ADVrider

Go Back   ADVrider > Bikes > Road warriors
User Name
Password
Register Inmates Photos Site Rules Search Today's Posts Mark Forums Read

Reply
 
Thread Tools Search this Thread Display Modes
Old 03-23-2014, 10:34 AM   #1
sirius815 OP
n00b
 
Joined: Mar 2014
Location: NC
Oddometer: 1
Question Missing nut!? (R1200S)

Hi everybody,

Just a week ago I became a proud owner of an essentially new R1200S - '07 Shine Yellow, 2728 miles. Score!
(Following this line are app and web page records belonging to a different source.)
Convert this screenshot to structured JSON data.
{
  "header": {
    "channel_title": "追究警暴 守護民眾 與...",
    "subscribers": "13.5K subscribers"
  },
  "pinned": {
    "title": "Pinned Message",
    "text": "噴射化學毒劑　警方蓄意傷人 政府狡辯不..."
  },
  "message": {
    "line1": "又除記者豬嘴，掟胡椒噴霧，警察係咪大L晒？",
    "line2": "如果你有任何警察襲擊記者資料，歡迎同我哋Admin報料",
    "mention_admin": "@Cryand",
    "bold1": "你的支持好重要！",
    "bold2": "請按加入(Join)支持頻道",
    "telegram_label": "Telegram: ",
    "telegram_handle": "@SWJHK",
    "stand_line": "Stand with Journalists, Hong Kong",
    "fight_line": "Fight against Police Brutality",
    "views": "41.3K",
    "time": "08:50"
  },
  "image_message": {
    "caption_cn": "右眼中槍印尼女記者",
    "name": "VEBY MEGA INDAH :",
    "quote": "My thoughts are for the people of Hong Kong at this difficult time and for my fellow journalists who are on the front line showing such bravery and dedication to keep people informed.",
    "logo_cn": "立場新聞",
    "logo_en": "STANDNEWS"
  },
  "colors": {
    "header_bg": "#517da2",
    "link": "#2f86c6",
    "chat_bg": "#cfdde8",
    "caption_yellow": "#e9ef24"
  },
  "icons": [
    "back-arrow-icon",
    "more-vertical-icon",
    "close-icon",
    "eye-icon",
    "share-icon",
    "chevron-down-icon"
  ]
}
Coming from a very very torque-y Buell XB12R, I was pleasantly surprised by the BMW. The ~30 extra HP are immediately noticeable. It is very comfortable and very corner happy :) Controls take some getting used to, but that's probably true when moving between bikes, especially between different brands.

The bike is 99% stock, only a set of Helibars and a Corbin seat are the "modifications". It's a very quiet bike. Too quiet in fact, up until yesterday morning...after coming back from picking up an oil filter...
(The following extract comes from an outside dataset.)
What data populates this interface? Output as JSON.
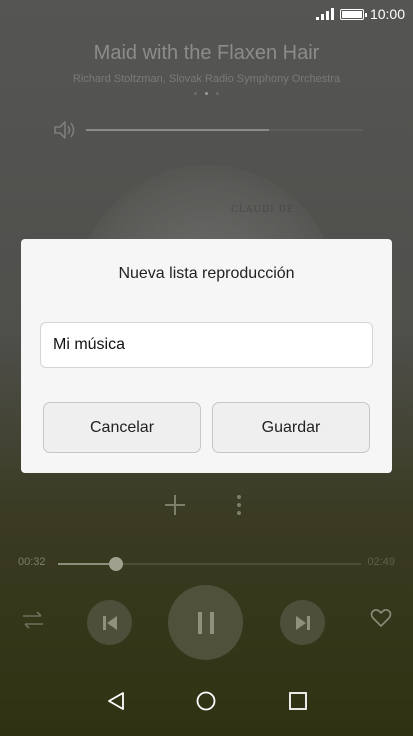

http://youtu.be/avIJCJ-gOVE

:eek:

I was figuring a possible cam chain tensioner failed, but after talking to a friend of mine, a R1200GS owner, he said that the tensioner in the 1200's never really go bad and to double check the valve adjustment. (It was done last year by the PO, about 400 miles ago). Here's what I found:



What???

So what I've done so far:
Drained the oil twice hoping the nut would appear - no luck
Bought a scope (9mm head) and inspected the cam chain passage - no luck
Attempted to stick it up the oil drain - no luck (there's a piece in the way - head's too big)

I'm currently looking for a nice flexible magnet retrieval tool that I can try to stick into the sump and try to find the nut. I found some on Amazon that may work and have put them on order. Also have the maintenance manual on the way.

I may have to remove the piece up the oil drain hole (destroy) to get anything up there and try to find the nut....

Any ideas?

Ben K.
sirius815 is offline   Reply With Quote
Old 03-23-2014, 11:03 AM   #2
def
I've little to say
 
def's Avatar
 
Joined: Feb 2004
Location: The woods and mountains of Alabama
Oddometer: 7,449
Buy a new nut, set the valve lash, ride the bike...the nut will never be seen again and no harm will befall your engine.
def is offline   Reply With Quote
Old 03-23-2014, 12:46 PM   #3
Beecher Snipes
Fool
 
Beecher Snipes's Avatar
 
Joined: Sep 2002
Location: Mount Vernon, WA
Oddometer: 136
If you have not found it with a diligent search forget it. I agree with the above. The oil pump pick up tube has a screen. Don't be tempted to over torque these because of this experience.
Beecher Snipes is offline   Reply With Quote
Old 03-23-2014, 01:05 PM   #4
Highwood
Gnarly Adventurer
 
Joined: Feb 2009
Location: Banff, AB
Oddometer: 109
Don't Worry

Dropped the same nut into my '07 GSA.
Rode it another 25,000kms until it was written off in a flood.
No issues.
Forget about it.
Highwood is offline   Reply With Quote
Old 03-24-2014, 06:18 AM   #5
bobw
Harden the phuck up
 
Joined: Nov 2006
Location: God's country, Western North Carolina
Oddometer: 710
I will take the POS off your hands, trade my 05 RT with 60Ks, new Wilbers, etc.






j/k +1 the above advice, sweet find indeed! I'd go over everything doing brake fluid to re torquing fasteners, wheels, etc. She's low miles, but still enjoyed some birthdays and going over her will be good maintenance wise as well as give you an appreciation of some great build and engineering quality (also a few WTF did the German's do it this way ).

Not sure if you have shop a manual, but Jim Van Baden (JVB) on this site has some great CDs for all you wanted to know about working on R bikes, but were afraid to ask.

Cheers
bobw is offline   Reply With Quote
Reply

Share

Thread Tools Search this Thread
Search this Thread:

.
Display Modes

Posting Rules
You may not post new threads
You may not post replies
You may not post attachments
You may not edit your posts

BB code is On
Smilies are On
[IMG] code is On
HTML code is On

Forum Jump


Times are GMT -7.   It's 02:33 PM.


Powered by vBulletin® Version 3.8.5
Copyright ©2000 - 2014, Jelsoft Enterprises Ltd.
Copyright ADVrider 2011-2014